A Roman boat in near-immaculate condition has been dredged up from the bay of Cartagena. Archaeologists say the find dates back to the first century B.C.
The team from Cartagena’s natoinal archaeological museum and underwater investigation centre (MNAM-CNIAS) reveals that this exciting discovery comes just after two boats and a number of anchors thought to be more than a hundred years old were found on the seabed.
The team worked in conjunction with the Aurora SP Trust, a US-led non-profit-making foundation based in Malta, which provided equipment and funds.
More underwater investigations are expected to be carried out in a bid to bring Cartagena’s maritime history, which dates back more some three thousand years, to the surface.
They believe the boat could have been used to transport wine, oil and various perishables, and had space for up to 1,500 amphorae – Roman bottles – in the hold. This suggests it was a ship of considerable dimensions.
It was discovered at a depth of about a hundred metres off the coast of Cartagena and is said to have similar characteristics to a vessel found off the coast of La Vila Joiosa a year ago.
Archaeologists reveal that wine was drunk in Rome in huge quantities over 2,000 years ago.

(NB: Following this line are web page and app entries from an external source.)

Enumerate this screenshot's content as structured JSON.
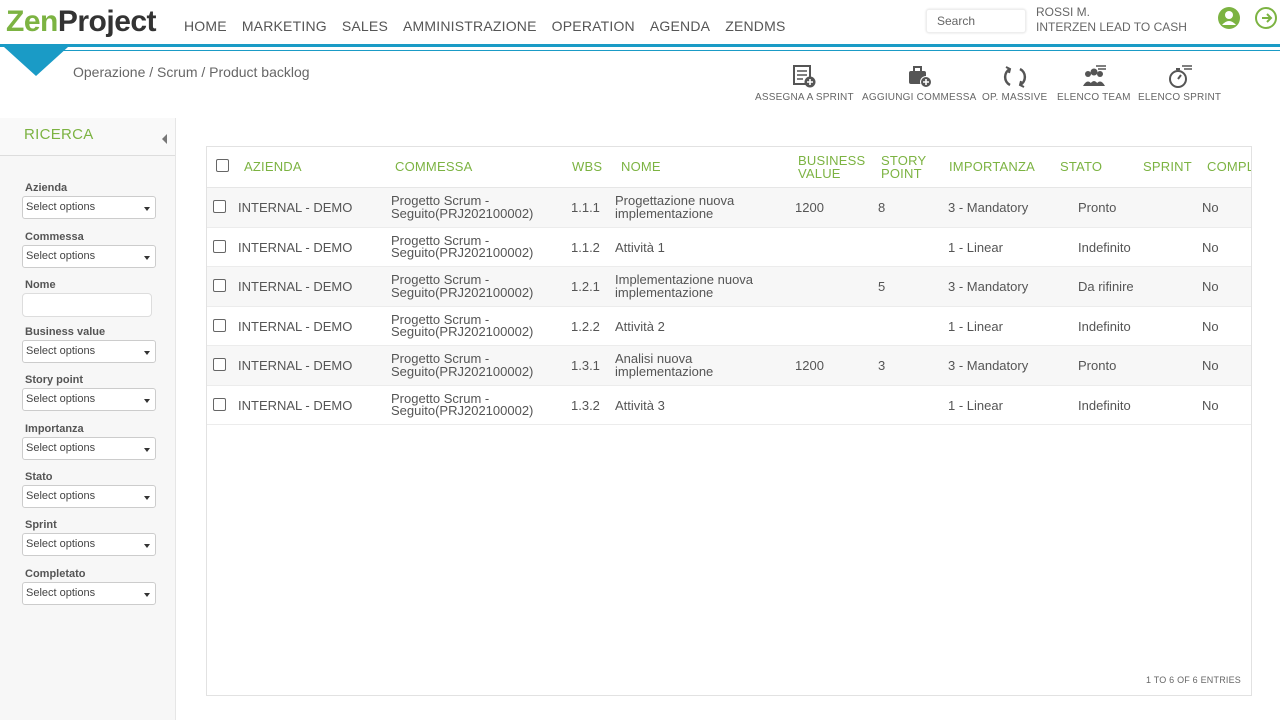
{
  "brand": {
    "zen": "Zen",
    "project": "Project"
  },
  "nav": [
    "HOME",
    "MARKETING",
    "SALES",
    "AMMINISTRAZIONE",
    "OPERATION",
    "AGENDA",
    "ZENDMS"
  ],
  "search": {
    "placeholder": "Search"
  },
  "user": {
    "name": "ROSSI M.",
    "company": "INTERZEN LEAD TO CASH"
  },
  "breadcrumb": "Operazione / Scrum / Product backlog",
  "toolbar": [
    "ASSEGNA A SPRINT",
    "AGGIUNGI COMMESSA",
    "OP. MASSIVE",
    "ELENCO TEAM",
    "ELENCO SPRINT"
  ],
  "sidebar": {
    "title": "RICERCA",
    "filters": [
      {
        "label": "Azienda",
        "value": "Select options"
      },
      {
        "label": "Commessa",
        "value": "Select options"
      },
      {
        "label": "Nome",
        "value": ""
      },
      {
        "label": "Business value",
        "value": "Select options"
      },
      {
        "label": "Story point",
        "value": "Select options"
      },
      {
        "label": "Importanza",
        "value": "Select options"
      },
      {
        "label": "Stato",
        "value": "Select options"
      },
      {
        "label": "Sprint",
        "value": "Select options"
      },
      {
        "label": "Completato",
        "value": "Select options"
      }
    ]
  },
  "table": {
    "headers": [
      "AZIENDA",
      "COMMESSA",
      "WBS",
      "NOME",
      "BUSINESS VALUE",
      "STORY POINT",
      "IMPORTANZA",
      "STATO",
      "SPRINT",
      "COMPL"
    ],
    "rows": [
      {
        "azienda": "INTERNAL - DEMO",
        "commessa1": "Progetto Scrum -",
        "commessa2": "Seguito(PRJ202100002)",
        "wbs": "1.1.1",
        "nome1": "Progettazione nuova",
        "nome2": "implementazione",
        "bv": "1200",
        "sp": "8",
        "importanza": "3 - Mandatory",
        "stato": "Pronto",
        "sprint": "",
        "compl": "No"
      },
      {
        "azienda": "INTERNAL - DEMO",
        "commessa1": "Progetto Scrum -",
        "commessa2": "Seguito(PRJ202100002)",
        "wbs": "1.1.2",
        "nome1": "Attività 1",
        "nome2": "",
        "bv": "",
        "sp": "",
        "importanza": "1 - Linear",
        "stato": "Indefinito",
        "sprint": "",
        "compl": "No"
      },
      {
        "azienda": "INTERNAL - DEMO",
        "commessa1": "Progetto Scrum -",
        "commessa2": "Seguito(PRJ202100002)",
        "wbs": "1.2.1",
        "nome1": "Implementazione nuova",
        "nome2": "implementazione",
        "bv": "",
        "sp": "5",
        "importanza": "3 - Mandatory",
        "stato": "Da rifinire",
        "sprint": "",
        "compl": "No"
      },
      {
        "azienda": "INTERNAL - DEMO",
        "commessa1": "Progetto Scrum -",
        "commessa2": "Seguito(PRJ202100002)",
        "wbs": "1.2.2",
        "nome1": "Attività 2",
        "nome2": "",
        "bv": "",
        "sp": "",
        "importanza": "1 - Linear",
        "stato": "Indefinito",
        "sprint": "",
        "compl": "No"
      },
      {
        "azienda": "INTERNAL - DEMO",
        "commessa1": "Progetto Scrum -",
        "commessa2": "Seguito(PRJ202100002)",
        "wbs": "1.3.1",
        "nome1": "Analisi nuova",
        "nome2": "implementazione",
        "bv": "1200",
        "sp": "3",
        "importanza": "3 - Mandatory",
        "stato": "Pronto",
        "sprint": "",
        "compl": "No"
      },
      {
        "azienda": "INTERNAL - DEMO",
        "commessa1": "Progetto Scrum -",
        "commessa2": "Seguito(PRJ202100002)",
        "wbs": "1.3.2",
        "nome1": "Attività 3",
        "nome2": "",
        "bv": "",
        "sp": "",
        "importanza": "1 - Linear",
        "stato": "Indefinito",
        "sprint": "",
        "compl": "No"
      }
    ],
    "info": "1 TO 6 OF 6 ENTRIES"
  },
  "colors": {
    "accent": "#7cb342",
    "teal": "#1a9bc6"
  }
}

The annual consumption for the city was in region of 1.5 million hectolitres.